§ **Exercise objective**
How many lines of the data include the string "hint"? State that number alone.

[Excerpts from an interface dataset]
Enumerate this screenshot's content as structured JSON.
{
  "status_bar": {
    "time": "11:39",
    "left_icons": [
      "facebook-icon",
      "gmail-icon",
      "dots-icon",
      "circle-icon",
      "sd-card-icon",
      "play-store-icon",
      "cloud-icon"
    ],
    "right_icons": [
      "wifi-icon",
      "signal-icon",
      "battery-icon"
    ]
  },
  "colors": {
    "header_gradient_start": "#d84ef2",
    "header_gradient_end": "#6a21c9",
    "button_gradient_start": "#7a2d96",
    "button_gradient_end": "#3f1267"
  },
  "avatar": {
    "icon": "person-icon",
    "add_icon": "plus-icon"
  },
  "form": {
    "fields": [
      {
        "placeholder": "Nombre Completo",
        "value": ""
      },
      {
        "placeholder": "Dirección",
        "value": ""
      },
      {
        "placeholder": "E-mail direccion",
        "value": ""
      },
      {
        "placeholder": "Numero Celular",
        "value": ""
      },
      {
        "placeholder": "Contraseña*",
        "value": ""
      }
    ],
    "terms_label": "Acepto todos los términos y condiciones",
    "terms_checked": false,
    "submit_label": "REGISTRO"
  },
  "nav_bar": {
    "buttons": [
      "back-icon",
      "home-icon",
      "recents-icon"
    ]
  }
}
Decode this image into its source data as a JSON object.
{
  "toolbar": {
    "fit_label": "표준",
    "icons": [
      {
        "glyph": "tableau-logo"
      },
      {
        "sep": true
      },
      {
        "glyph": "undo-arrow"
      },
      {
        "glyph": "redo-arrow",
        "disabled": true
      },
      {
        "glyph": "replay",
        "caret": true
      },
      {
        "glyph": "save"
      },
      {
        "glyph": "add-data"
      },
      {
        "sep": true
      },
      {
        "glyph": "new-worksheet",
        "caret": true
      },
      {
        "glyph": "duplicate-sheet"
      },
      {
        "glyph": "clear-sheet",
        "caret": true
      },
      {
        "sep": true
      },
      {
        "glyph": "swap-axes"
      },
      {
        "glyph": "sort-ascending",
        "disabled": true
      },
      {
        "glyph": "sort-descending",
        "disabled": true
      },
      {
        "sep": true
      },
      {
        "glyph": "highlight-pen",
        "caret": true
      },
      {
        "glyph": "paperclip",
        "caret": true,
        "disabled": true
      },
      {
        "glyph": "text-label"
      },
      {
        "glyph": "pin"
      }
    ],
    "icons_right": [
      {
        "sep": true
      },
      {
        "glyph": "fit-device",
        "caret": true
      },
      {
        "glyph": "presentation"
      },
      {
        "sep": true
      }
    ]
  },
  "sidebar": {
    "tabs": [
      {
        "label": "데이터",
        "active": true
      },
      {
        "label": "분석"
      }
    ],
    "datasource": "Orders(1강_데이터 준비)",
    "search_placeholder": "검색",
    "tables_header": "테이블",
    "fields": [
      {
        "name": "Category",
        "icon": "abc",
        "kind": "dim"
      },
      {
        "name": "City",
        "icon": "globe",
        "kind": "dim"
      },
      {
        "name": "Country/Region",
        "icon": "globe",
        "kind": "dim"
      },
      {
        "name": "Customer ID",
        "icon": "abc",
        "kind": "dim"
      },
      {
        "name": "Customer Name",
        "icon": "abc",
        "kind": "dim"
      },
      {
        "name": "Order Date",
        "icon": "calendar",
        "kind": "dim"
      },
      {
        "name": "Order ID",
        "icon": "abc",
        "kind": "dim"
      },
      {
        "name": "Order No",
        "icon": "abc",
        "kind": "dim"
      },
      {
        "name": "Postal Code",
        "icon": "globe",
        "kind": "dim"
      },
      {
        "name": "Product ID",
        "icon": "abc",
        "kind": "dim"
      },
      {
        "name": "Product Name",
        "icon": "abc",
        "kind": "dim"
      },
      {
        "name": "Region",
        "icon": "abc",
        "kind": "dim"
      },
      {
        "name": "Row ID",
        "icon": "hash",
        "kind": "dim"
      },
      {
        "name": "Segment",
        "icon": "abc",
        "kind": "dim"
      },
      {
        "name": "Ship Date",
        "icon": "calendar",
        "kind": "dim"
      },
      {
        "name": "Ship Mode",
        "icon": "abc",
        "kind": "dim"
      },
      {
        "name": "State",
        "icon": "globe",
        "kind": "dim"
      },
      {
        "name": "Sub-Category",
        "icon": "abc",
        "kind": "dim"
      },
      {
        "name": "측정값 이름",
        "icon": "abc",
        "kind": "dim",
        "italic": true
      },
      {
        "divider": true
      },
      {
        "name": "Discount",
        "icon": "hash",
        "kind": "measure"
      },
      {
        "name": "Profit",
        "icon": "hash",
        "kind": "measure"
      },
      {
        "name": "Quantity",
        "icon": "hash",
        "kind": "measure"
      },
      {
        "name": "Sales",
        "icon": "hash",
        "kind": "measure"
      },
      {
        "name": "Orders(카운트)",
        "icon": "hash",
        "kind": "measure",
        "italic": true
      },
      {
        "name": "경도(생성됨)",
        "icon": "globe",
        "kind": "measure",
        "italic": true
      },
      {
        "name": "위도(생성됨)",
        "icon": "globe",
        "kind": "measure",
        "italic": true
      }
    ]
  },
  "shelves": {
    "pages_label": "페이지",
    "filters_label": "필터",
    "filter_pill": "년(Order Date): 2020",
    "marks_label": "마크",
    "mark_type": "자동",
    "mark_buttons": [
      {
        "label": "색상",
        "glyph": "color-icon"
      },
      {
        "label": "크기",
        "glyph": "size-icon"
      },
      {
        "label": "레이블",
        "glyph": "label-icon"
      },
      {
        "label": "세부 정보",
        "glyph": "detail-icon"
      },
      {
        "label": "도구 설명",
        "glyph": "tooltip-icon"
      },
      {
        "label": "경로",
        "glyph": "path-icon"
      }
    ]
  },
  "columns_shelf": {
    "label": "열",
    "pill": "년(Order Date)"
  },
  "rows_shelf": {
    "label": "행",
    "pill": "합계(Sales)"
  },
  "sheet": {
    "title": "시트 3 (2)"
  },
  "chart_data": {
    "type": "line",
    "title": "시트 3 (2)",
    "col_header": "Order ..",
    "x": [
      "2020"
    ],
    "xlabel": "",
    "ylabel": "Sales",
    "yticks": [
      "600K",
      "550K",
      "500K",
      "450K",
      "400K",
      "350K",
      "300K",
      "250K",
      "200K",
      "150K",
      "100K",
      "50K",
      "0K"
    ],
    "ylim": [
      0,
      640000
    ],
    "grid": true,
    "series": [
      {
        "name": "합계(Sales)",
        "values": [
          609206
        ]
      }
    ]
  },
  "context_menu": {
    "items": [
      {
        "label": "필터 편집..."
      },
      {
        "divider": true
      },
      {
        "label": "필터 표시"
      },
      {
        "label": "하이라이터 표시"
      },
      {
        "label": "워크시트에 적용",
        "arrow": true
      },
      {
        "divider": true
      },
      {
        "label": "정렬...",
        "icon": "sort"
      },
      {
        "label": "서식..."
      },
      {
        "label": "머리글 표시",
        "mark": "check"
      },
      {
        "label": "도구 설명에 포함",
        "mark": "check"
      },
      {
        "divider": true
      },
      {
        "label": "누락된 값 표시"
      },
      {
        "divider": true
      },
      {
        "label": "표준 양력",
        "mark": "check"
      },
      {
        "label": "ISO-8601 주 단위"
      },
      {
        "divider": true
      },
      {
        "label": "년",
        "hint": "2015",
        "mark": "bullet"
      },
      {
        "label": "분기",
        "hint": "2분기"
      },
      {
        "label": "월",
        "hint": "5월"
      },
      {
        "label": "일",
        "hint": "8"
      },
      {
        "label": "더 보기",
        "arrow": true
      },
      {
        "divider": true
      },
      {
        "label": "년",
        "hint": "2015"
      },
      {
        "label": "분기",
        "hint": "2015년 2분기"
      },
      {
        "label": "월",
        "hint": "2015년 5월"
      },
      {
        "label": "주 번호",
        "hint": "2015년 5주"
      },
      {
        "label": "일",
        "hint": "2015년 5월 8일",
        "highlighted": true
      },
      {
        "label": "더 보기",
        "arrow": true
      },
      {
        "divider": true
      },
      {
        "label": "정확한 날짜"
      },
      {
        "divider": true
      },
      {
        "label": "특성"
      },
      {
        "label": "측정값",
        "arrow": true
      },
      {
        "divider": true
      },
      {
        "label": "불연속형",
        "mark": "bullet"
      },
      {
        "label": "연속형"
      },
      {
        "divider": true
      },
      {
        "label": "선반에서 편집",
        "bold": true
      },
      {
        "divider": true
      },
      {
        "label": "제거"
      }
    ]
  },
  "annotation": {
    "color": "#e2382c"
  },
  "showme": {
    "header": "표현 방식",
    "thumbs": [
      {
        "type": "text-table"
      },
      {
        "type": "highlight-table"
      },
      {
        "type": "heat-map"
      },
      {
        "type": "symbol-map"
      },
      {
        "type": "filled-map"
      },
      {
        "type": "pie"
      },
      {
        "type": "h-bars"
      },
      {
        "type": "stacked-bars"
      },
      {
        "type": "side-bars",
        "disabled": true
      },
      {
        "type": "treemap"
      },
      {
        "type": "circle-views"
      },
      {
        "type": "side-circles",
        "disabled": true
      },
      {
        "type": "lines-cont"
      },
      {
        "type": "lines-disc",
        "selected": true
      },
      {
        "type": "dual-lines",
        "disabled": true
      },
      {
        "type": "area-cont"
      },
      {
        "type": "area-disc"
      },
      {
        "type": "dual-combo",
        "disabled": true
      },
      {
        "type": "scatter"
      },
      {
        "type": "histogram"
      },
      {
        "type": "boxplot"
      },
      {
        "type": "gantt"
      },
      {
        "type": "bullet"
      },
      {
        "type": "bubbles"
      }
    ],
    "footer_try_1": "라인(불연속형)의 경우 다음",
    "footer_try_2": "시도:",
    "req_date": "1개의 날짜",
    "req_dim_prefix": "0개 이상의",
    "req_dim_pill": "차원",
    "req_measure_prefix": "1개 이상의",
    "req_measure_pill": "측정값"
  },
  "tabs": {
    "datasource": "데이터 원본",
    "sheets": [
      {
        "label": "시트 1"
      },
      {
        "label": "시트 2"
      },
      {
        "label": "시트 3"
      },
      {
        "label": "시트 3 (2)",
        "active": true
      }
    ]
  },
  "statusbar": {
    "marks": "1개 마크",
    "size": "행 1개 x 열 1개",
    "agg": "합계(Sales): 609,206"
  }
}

§ **Result of the exercise**
9